Marmalade takes its own time. You can stare at it. Stir it. Test it. But you can’t rush it – it’ll reach that sweet setting spot when it’s good and ready.
But it wasn’t a complete loss. We’d made a delicious marmalade syrup (spiked with some “maybe this will help” whisky, hastily grabbed from a nearby shelf), perfect for pouring on porridge, pancakes and the like.
I let the idea lie for a while after that. At the time, it had seemed like a sign. It wasn’t going to work. I failed. Why bother? You know the thoughts. But then that urge for citrus rose up again, and the planets aligned. I went from finding Seville Oranges nowhere, to seeing them everywhere.
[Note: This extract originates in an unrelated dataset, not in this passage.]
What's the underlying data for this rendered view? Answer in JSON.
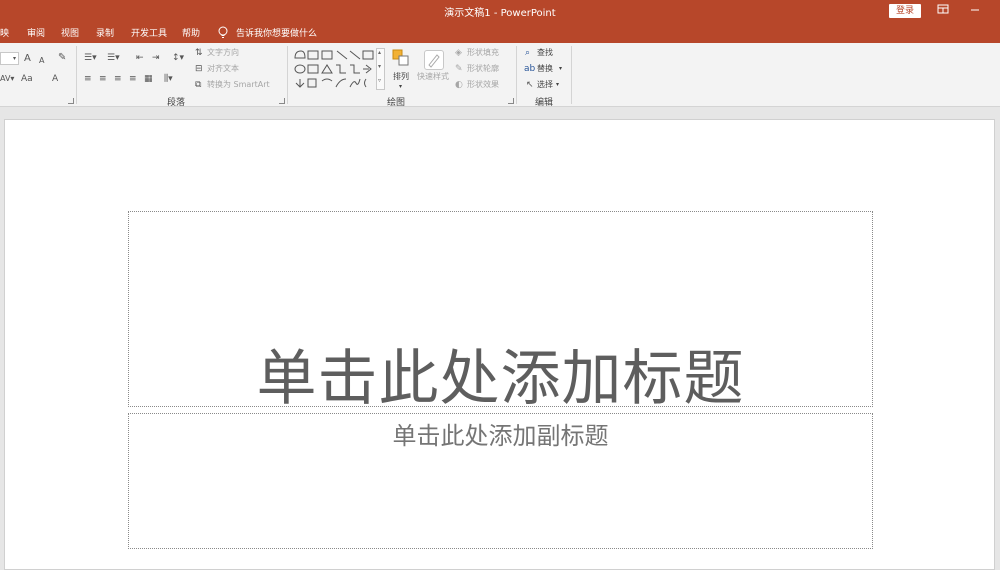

And finally – after weeks of limping – I was able to walk well enough to venture off my island to claim them.
So I gathered up bags of them. I grabbed pink and ruby grapefruits, blood oranges, and lemons, and carried the kilos of fruit, heavy with juice and promise, back home. The kitchen was buoyed for weeks on their blowsy, sweet-sharp scent. And in the middle of it – there I was. Slicing. Stirring. Waking up.
It’s March now. And Glasgow’s waking up too. Crocuses are poking their purple and white heads out of the ground. The hyacinth on my kitchen counter is in full bloom. Daffodils wait in tight green bunches in every store and supermarket on my road. And I’ve got around 36 jars of marmalade waiting in the cool dark of the cupboard. And you know what? It’s great. I might well make some more.